You or your organization may be plateaued
- If you’re better at why we can’t than how we could.
A common characteristic in plateaued and declining congregations is the ease with which they reject new thinking, new ideas, new vision, and just about any other “new” mindset that presents itself. A culture of “no” often arises when we are stuck, not because we’re negative people, but because the status quo has become deeply entrenched and we often lack the kind of people that can help us think our way forward.
Plateaus typically come at the end of growth, not decline. It’s near the top of the closest hill where we can most easily find that settling place, and when we do we can find it equally easy to stay there. Plateaus are most commonly caused by lost vision among the rank and file. People are pleased with yesterday’s victories and are prone to bask in them until the momentum they provided slips away. Without vision, forward movement ceases and soon the pond from which we once fished out great ideas and efforts begins to grow stagnant.
People who join the leadership ranks in times of plateau are often a different breed than those who stepped forward when we were climbing. These friends, good people all of them, tend to be more managerial types—they can help us consolidate the previous gains and build systems that sustain them. These folks are good at doing what we’ve done and even adding some efficiencies to how we do it, but they’re not typically good at doing something new. In fact, the status quo that led to their leadership slot becomes something to subconsciously protect and taking chances on new ideas feels threatening.
I’ve worked in more than one organization that was trapped in this quicksand. New ideas, new product designs, new ministry foci, were typically met with “why that won’t work” or “why we can’t do that” type of responses. Often in such places, salesman or others responsible for the frontlines of customer engagement bring ideas that are quickly shot down by those who must produce them. In the church, it’s the ministry leaders who dream of new approaches only to have those governing the purse strings easily dismiss them.
A culture of “no” doesn’t always feel like a negative culture. Usually those who create it believe they are acting responsibly, avoiding careless spending, following the rules, or maintaining good stewardship in their efforts. This is simply who these leaders are and how the world they have created works most comfortably. Unfortunately, their sustaining motivation can lock an organization into zero growth mode.
Some have made a big deal of the difference between leaders and managers, and this is the arena where that difference makes sense. Surely, every entity needs both, but if your organization is quicker with the “no” than the “yes” it could be because you have managers in chairs where leaders should sit. Frustrated leaders call these folks “bureaucrats” or other less than attractive names, but what they have identified is a culture that hears “no” before it considers the possibilities ahead, a culture that’s better at setting up camp than going into battle.
Truth is, in the church this culture can grow out of frustration over what we really can’t do. When we see other ministries scale the mountain and celebrate the successes we long for, we want to take their climbing tools and join the fun. But then we realize those tools weren’t meant for our ascent and we add to our list of what we apparently can’t do. As that list grows, so does our tendency to greet future new ideas with the “no” we’ve learned from experience.

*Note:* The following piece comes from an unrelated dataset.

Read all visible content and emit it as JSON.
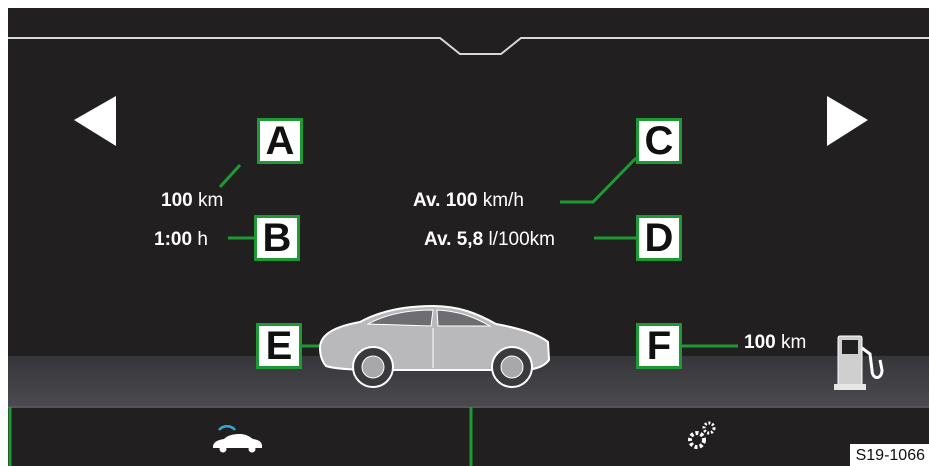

So…what do you do? Well, that conversation is yet ahead of us. But the first and necessary step is to say “yes” when someone asks, “do we need to change?” Plateau is so easy to deny and inaction is equally easy to justify. Now, the road out doesn’t come with just any new approach or idea, but it will never come at all until we recognize that a plateau has us in its grasp.